With the inclusion of more items in games like Mega Man 7 and Mega Man IV, the screen was divided into the Weapon Select Screen and Item Select Screen (アイテム選択画面 shortened as Item Screen in some games), the two screens being collectively known as the Equipment Select Screen (装備選択画面 Soubi Sentaku Gamen) in Mega Man & Bass.
In the Mega Man Zero and Mega Man ZX series, the screen became the Sub Screen, which is divided into different screens depending of the game: the Status and Options screens in all games; Elf List, Form, EX Skills, and Chips in the Mega Man Zero series; and Item and Mission screens in the Mega Man ZX series. The name Sub Screen is also used in Mega Man Xtreme 2 and Mega Man X: Command Mission.
The Title Screen, also known as the Menu Screen, is one of the first screens the player sees when starting a game. It displays the game's title and the Main Menu, with the options to start a new game or access a screen to continue the game, like the Password Screen and the Save Data Screen. Additional screens seen after the Title Screen include the Player Select Screen and the Mode Select Screen.

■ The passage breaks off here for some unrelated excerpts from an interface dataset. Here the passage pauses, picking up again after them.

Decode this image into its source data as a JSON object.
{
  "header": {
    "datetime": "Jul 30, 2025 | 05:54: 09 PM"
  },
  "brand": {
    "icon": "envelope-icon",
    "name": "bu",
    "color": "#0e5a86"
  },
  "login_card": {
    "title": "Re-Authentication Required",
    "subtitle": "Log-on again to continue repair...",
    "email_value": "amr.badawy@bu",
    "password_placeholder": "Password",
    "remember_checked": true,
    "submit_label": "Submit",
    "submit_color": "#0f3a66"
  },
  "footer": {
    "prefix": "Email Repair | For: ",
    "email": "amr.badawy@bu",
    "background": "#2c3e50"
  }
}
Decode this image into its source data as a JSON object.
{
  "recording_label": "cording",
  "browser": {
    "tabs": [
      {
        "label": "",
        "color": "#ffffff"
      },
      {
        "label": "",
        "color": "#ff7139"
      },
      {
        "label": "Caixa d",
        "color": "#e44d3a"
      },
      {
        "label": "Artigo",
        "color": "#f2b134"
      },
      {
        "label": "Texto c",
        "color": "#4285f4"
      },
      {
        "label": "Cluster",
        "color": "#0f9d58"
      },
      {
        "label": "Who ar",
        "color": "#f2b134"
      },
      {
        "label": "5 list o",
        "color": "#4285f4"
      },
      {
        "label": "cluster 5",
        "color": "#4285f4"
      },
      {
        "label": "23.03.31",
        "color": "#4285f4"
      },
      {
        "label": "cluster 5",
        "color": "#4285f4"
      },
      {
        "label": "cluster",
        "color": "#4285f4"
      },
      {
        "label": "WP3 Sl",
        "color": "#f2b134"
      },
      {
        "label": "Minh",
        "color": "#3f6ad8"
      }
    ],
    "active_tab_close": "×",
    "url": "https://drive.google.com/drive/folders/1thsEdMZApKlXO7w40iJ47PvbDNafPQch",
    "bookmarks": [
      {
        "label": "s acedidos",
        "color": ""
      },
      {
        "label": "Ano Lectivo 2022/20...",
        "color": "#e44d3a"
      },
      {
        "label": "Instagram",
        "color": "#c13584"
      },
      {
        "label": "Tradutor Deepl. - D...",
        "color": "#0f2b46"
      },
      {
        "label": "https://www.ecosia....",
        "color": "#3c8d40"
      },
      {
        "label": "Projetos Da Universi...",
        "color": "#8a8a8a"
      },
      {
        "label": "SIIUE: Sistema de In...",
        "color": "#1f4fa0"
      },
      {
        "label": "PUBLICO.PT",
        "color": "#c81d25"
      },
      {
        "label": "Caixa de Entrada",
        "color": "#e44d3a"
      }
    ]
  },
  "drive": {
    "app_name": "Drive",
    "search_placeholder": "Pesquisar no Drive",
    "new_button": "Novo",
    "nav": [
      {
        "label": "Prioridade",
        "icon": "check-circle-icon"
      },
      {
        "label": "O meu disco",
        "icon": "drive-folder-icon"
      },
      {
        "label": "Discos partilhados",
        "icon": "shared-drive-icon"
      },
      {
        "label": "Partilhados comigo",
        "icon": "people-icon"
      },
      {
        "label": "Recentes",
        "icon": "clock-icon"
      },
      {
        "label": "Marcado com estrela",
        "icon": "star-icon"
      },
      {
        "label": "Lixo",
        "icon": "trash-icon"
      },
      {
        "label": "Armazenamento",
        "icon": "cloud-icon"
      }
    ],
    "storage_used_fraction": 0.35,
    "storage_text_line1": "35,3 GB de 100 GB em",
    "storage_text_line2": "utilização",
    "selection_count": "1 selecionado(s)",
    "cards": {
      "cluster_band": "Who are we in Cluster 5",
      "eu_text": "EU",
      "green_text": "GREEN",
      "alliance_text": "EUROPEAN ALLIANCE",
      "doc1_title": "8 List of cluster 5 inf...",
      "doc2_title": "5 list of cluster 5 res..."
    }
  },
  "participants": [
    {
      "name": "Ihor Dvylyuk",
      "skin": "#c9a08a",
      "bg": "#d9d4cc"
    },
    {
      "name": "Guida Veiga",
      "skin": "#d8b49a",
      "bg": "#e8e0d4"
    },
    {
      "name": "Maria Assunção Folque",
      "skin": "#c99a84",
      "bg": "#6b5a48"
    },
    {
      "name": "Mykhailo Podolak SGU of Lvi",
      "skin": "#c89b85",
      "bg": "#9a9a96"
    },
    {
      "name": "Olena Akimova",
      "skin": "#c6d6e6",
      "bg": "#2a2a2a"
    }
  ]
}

Some Title Screens also contain additional options in the Main Menu, like an Options menu to change game configurations, a gallery, database, challenges, and minigames.
- Boss Rush
- Result screen
- Status effects